The British Chambers of Commerce (BCC) today publishes its Quarterly Economic Survey – the UK’s largest and most authoritative private sector business survey.
Chambers of Commerce: Put practicality, certainty at the heart of Brexit negotiations
As the Chamber Network gathers in Westminster for the BCC Annual Conference, the British Chambers of Commerce has today (Tuesday) published a business blueprint for the UK government ahead of the upcoming Brexit negotiations.
Titled Business Brexit Priorities, the report synthesizes feedback from over 400 businesses at 16 Chamber-hosted focus groups, along with nearly 20,000 responses to Chamber surveys. It puts forward priorities for action across seven key areas where business communities want practical solutions and certainty.
BCC evidence confirms that Europe will remain a key market for UK exporters and importers well into the future. As a consequence, it is imperative that the government achieves a pragmatic UK-EU deal that facilitates continued trade.
The key recommendations in the report are:
- On the Labour Market, the government should provide certainty for businesses on the residence rights of their existing EU workers, provide clarity on hiring from EU countries during the negotiation period, and avoid expensive and bureaucratic processes for post-Brexit hires from the EU
- On Trade, the government should aim to minimise tariffs, seek to avoid costly non-tariff barriers, grandfather existing EU free trade agreements with third countries, and expand the trade mission programme
- On Customs, the government should develop future customs procedures at the UK border in partnership with business, seek to maintain the UK’s position as an entry point for global businesses to Europe
- On Tax, the government should guarantee that HMRC is appropriately resourced to help businesses through the transition process, and provide clarity on whether VAT legislation will continue to mirror current core VAT principles
- On Regulation, the government should ensure stability by incorporating existing EU regulations into UK law and maintaining these for a minimum period following Brexit, and ensure that product standards are aligned with, and recognised by, the EU to keep UK products competitive
- On EU funding, the government should maintain UK access to the European Investment Bank, and ensure there is no funding ‘cliff-edge’ for areas in receipt of EU funding
- On Northern Ireland, the government must avoid any return to a hard border, so that businesses can move people and goods as freely as possible.
Commenting on the report, Adam Marshall, BCC Director General, said:
“Business communities across the UK want practical considerations, not ideology or politics, at the heart of the government's approach to Brexit negotiations.

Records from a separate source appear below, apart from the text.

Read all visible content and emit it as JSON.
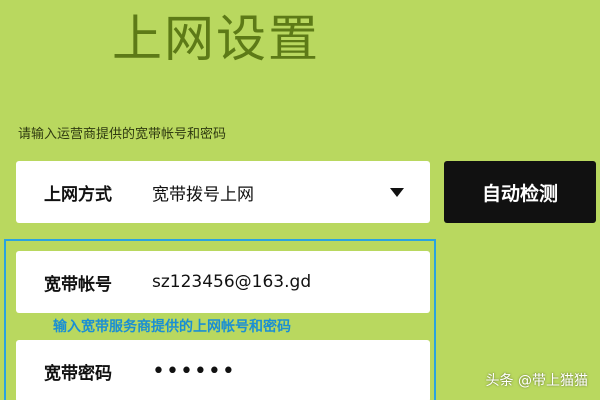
{
  "title": "上网设置",
  "hint": "请输入运营商提供的宽带帐号和密码",
  "connection_mode": {
    "label": "上网方式",
    "value": "宽带拨号上网",
    "icon": "chevron-down-icon"
  },
  "detect_button": {
    "label": "自动检测"
  },
  "account": {
    "label": "宽带帐号",
    "value": "sz123456@163.gd"
  },
  "annotation": "输入宽带服务商提供的上网帐号和密码",
  "password": {
    "label": "宽带密码",
    "value": "••••••"
  },
  "watermark": "头条 @带上猫猫",
  "colors": {
    "background": "#b9d85f",
    "title": "#5d7a17",
    "button_bg": "#111111",
    "highlight": "#2aa3e0",
    "annotation": "#1a8fd4"
  }
}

"What's debated in Westminster often isn't what matters for most businesses. Most firms care little about the exact process for triggering Article 50, but they care a lot about an unexpected VAT hit to their cash flow, sudden changes to regulation, the inability to recruit the right people for the job, or if their products are stopped by customs authorities at the border. The everyday nitty-gritty of doing business across borders must be front and centre in the negotiation process.
"What's also clear is that the eventual Brexit deal is far from the only thing on the minds of the UK's business communities. An ambitious domestic agenda for business and the economy is also essential so that business can drive our post-Brexit success. Firms across the UK want a clear assurance that Brexit isn't going to be the only thing on the government's economic agenda for the next few years."
Marcus Mason, Head of Business at the BCC, and author of the report, added:
“Since the historic vote on June 23, we have worked with Chamber business communities all across the UK to determine their key priorities for the Brexit transition.
“This report brings those practical priorities together and urges the government to adopt them in the forthcoming negotiations. Chambers of Commerce stand ready to help the government shape a pragmatic and practical approach to the coming transition, so that firms can continue to trade successfully with customers and suppliers across Europe and around the world.”